- YOUR OBJECTIVE: Where does the string "Network" occur in the entries below? Copy every line where it does.

*** Opening of INPUT FOR THIS TASK ***

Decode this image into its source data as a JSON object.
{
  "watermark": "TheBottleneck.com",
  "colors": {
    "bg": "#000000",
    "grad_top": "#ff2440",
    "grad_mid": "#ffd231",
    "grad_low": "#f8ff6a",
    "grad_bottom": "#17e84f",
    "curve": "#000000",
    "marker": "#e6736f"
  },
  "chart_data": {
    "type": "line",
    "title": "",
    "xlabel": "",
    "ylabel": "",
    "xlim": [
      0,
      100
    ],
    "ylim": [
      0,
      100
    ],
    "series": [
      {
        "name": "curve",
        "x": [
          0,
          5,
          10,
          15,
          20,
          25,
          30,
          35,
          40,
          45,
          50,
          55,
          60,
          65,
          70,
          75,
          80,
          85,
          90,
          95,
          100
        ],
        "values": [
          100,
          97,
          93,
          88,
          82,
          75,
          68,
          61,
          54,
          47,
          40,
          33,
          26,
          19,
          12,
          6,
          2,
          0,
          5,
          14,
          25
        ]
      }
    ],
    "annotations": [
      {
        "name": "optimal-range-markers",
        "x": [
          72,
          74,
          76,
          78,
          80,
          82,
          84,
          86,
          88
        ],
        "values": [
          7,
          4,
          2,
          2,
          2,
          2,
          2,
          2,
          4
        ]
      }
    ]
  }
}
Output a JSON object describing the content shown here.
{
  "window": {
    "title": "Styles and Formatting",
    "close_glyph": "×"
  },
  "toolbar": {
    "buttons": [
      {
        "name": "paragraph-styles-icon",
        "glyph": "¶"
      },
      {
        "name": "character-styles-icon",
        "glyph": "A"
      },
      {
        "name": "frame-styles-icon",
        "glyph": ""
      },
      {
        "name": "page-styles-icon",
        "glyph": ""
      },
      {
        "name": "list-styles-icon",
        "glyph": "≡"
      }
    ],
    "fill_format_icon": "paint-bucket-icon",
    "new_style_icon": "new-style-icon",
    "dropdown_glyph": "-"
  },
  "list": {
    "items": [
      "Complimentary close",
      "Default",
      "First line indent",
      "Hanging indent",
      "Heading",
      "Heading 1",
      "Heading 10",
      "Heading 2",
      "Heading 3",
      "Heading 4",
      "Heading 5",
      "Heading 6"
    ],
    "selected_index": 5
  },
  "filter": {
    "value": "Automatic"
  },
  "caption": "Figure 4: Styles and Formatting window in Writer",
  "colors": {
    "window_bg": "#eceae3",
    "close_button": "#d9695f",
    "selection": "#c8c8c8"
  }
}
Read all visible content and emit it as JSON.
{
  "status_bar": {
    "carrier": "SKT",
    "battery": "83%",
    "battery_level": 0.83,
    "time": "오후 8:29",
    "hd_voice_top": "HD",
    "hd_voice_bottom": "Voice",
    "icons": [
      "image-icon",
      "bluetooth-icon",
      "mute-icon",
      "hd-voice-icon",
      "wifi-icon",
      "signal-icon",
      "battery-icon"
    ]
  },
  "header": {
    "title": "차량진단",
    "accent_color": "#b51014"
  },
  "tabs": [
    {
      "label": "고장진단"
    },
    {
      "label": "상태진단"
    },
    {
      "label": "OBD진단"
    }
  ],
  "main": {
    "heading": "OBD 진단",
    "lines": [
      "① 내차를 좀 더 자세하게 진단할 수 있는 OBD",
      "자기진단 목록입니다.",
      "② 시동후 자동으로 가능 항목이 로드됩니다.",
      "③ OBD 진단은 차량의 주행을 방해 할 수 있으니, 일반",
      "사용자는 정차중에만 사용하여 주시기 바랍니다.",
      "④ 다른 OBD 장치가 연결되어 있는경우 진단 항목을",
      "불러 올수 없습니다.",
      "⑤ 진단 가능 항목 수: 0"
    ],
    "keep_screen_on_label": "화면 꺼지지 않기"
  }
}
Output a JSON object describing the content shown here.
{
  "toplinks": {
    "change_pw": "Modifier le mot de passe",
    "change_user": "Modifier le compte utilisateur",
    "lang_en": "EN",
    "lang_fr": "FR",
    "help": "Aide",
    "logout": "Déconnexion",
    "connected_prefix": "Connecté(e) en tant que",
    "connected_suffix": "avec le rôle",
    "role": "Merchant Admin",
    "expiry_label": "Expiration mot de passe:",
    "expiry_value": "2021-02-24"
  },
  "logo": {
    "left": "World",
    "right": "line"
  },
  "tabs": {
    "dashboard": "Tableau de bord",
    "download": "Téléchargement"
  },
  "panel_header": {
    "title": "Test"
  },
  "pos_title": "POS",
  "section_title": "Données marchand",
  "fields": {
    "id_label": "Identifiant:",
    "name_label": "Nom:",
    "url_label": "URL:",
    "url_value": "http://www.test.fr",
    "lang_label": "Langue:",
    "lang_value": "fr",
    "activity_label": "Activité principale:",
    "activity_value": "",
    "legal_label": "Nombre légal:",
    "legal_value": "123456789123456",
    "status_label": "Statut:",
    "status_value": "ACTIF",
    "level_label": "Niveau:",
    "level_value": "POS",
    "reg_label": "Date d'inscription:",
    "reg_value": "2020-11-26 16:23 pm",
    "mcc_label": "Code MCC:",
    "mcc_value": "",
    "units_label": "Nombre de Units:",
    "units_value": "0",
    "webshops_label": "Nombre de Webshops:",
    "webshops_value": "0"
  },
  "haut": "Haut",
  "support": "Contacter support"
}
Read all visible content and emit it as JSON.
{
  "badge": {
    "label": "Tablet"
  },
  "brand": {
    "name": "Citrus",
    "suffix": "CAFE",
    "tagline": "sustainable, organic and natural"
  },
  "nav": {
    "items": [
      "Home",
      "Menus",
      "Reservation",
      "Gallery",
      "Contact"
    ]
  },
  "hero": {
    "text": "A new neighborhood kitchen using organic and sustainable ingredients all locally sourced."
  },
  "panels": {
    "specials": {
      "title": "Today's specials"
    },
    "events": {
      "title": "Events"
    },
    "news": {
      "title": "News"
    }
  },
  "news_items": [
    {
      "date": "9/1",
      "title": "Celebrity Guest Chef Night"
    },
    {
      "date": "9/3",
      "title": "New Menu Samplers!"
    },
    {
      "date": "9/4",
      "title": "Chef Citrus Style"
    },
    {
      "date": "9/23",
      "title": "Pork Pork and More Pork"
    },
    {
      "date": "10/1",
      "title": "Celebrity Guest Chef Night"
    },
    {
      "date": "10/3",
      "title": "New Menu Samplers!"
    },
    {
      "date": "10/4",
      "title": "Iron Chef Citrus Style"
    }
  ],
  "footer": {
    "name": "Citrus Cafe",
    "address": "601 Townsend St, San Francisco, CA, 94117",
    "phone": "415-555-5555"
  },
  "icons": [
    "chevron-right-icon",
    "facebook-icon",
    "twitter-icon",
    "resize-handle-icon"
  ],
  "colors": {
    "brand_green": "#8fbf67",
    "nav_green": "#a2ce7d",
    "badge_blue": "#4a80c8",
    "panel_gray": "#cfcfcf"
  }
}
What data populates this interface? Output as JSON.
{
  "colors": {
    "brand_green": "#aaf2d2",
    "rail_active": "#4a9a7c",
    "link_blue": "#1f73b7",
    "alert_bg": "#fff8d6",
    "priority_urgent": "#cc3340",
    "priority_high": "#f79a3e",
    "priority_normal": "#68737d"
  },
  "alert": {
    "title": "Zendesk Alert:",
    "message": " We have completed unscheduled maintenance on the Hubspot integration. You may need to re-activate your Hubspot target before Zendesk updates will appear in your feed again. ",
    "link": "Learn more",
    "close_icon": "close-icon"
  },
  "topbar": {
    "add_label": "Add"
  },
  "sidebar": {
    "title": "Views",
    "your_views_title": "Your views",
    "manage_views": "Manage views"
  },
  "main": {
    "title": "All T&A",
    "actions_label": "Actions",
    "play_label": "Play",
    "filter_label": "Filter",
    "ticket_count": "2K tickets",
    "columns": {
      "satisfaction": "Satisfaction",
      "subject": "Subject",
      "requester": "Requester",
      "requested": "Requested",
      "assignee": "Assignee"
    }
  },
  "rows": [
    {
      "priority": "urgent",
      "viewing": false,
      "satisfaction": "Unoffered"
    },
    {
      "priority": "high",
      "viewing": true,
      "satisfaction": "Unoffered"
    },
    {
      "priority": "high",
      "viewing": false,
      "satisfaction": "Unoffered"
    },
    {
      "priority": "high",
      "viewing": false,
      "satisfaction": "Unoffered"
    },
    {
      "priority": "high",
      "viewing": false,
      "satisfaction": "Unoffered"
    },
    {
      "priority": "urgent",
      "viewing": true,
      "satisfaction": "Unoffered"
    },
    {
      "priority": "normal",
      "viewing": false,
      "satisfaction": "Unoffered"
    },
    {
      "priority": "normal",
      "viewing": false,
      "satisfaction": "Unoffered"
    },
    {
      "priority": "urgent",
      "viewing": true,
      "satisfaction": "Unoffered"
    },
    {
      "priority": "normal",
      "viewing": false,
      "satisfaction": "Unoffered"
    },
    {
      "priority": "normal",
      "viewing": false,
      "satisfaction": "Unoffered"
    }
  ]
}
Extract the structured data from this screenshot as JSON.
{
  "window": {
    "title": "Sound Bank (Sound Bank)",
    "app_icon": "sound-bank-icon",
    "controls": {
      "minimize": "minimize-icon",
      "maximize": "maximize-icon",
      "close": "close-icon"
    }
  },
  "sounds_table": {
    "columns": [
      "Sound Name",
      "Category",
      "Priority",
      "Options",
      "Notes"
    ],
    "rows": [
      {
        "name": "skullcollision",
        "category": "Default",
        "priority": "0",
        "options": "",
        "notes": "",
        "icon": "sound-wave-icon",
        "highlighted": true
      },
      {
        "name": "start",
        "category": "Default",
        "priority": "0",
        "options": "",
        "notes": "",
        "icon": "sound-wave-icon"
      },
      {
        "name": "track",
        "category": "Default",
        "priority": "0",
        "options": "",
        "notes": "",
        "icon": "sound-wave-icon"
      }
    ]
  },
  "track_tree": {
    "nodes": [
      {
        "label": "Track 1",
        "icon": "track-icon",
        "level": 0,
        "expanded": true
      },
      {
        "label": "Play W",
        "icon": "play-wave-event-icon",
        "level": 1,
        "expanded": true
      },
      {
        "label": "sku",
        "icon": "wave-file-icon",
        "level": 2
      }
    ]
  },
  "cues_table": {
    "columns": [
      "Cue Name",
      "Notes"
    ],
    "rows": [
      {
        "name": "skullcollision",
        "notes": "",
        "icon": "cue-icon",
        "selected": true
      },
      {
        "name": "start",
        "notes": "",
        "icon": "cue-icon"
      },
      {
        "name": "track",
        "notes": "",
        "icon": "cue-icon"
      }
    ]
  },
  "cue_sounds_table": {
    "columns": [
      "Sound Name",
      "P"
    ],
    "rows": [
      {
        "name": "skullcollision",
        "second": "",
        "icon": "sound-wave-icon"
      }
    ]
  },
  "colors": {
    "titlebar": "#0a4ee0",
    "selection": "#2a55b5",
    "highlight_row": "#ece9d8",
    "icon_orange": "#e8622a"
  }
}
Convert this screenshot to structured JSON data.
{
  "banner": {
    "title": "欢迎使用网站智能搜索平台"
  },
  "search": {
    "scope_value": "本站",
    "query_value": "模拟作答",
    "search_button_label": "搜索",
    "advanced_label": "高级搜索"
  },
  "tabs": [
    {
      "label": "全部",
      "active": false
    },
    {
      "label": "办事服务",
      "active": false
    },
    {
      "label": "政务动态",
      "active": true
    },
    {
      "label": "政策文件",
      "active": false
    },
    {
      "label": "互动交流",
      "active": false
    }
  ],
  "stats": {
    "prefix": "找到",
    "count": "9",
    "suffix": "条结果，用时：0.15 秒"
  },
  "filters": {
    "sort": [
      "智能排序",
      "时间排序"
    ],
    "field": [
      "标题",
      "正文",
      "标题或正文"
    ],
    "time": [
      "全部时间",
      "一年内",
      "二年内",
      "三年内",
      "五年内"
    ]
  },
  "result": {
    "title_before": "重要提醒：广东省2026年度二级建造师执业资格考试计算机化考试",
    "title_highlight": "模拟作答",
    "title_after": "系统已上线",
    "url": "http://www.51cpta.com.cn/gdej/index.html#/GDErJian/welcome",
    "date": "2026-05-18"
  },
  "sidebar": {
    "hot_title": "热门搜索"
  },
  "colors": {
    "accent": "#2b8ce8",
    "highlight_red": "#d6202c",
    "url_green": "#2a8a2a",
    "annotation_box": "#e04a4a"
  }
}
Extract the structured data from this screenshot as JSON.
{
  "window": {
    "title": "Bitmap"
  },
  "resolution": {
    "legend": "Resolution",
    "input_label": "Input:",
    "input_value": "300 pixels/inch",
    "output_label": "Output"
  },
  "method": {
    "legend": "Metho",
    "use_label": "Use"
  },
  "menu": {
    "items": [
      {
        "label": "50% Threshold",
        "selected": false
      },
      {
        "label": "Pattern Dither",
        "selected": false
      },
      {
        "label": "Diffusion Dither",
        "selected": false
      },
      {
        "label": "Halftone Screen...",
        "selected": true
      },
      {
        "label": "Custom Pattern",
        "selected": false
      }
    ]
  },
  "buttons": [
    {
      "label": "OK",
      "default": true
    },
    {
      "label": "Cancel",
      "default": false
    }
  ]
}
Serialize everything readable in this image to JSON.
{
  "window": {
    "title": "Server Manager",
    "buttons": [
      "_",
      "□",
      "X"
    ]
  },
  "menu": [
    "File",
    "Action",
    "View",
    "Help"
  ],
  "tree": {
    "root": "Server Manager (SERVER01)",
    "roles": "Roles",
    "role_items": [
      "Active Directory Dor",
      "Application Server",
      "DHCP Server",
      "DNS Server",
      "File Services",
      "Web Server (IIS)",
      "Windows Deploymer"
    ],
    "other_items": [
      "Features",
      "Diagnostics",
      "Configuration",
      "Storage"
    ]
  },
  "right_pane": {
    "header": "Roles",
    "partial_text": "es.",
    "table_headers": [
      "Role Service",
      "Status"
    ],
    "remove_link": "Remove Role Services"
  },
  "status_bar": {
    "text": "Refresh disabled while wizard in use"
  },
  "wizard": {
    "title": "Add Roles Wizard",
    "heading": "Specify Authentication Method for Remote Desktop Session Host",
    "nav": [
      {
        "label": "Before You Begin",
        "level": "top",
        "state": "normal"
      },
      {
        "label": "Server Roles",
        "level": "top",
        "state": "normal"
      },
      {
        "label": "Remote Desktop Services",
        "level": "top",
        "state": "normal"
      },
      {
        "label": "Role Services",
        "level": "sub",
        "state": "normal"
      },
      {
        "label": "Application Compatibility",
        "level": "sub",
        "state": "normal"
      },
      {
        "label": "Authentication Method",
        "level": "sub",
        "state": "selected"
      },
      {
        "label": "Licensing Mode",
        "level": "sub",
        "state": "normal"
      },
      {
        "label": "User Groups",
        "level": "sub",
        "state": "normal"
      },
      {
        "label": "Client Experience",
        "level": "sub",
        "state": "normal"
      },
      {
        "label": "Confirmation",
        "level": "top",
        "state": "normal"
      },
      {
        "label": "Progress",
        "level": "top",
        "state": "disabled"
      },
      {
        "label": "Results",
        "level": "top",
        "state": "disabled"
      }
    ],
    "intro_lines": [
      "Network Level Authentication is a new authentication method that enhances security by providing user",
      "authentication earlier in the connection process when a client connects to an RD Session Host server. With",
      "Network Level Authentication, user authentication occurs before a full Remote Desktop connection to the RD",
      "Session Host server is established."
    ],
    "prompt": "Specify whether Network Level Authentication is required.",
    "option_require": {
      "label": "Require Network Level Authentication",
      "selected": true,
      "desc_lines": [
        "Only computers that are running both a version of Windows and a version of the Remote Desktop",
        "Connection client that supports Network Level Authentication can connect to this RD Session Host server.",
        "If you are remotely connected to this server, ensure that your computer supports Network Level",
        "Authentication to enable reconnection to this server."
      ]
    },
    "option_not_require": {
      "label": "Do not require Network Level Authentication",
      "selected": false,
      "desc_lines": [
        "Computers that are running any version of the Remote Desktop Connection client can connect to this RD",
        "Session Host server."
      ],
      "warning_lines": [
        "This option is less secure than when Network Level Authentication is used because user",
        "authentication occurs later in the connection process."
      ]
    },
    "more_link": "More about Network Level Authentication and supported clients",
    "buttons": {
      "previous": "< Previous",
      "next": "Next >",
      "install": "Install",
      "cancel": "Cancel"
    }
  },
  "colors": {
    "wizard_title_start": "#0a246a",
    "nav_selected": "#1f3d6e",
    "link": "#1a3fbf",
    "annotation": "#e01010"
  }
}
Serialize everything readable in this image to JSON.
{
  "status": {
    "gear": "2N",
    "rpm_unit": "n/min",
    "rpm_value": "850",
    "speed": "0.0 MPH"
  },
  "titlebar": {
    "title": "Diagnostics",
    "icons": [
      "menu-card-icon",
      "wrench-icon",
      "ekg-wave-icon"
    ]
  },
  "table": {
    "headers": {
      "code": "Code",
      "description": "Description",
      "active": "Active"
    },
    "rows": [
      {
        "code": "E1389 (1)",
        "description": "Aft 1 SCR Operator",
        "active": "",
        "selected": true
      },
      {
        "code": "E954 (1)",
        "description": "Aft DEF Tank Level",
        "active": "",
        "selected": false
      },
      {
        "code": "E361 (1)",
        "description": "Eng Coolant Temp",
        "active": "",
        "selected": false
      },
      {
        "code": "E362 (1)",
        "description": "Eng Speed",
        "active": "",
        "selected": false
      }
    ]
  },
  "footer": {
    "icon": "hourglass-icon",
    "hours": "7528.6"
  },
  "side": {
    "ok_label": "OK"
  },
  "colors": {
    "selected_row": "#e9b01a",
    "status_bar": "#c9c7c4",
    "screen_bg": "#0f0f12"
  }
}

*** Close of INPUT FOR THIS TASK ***

- RESPONSE FOR THIS EXERCISE:
      "Network Level Authentication is a new authentication method that enhances security by providing user",
      "Network Level Authentication, user authentication occurs before a full Remote Desktop connection to the RD",
    "prompt": "Specify whether Network Level Authentication is required.",
      "label": "Require Network Level Authentication",
        "Connection client that supports Network Level Authentication can connect to this RD Session Host server.",
        "If you are remotely connected to this server, ensure that your computer supports Network Level",
      "label": "Do not require Network Level Authentication",
        "This option is less secure than when Network Level Authentication is used because user",
    "more_link": "More about Network Level Authentication and supported clients",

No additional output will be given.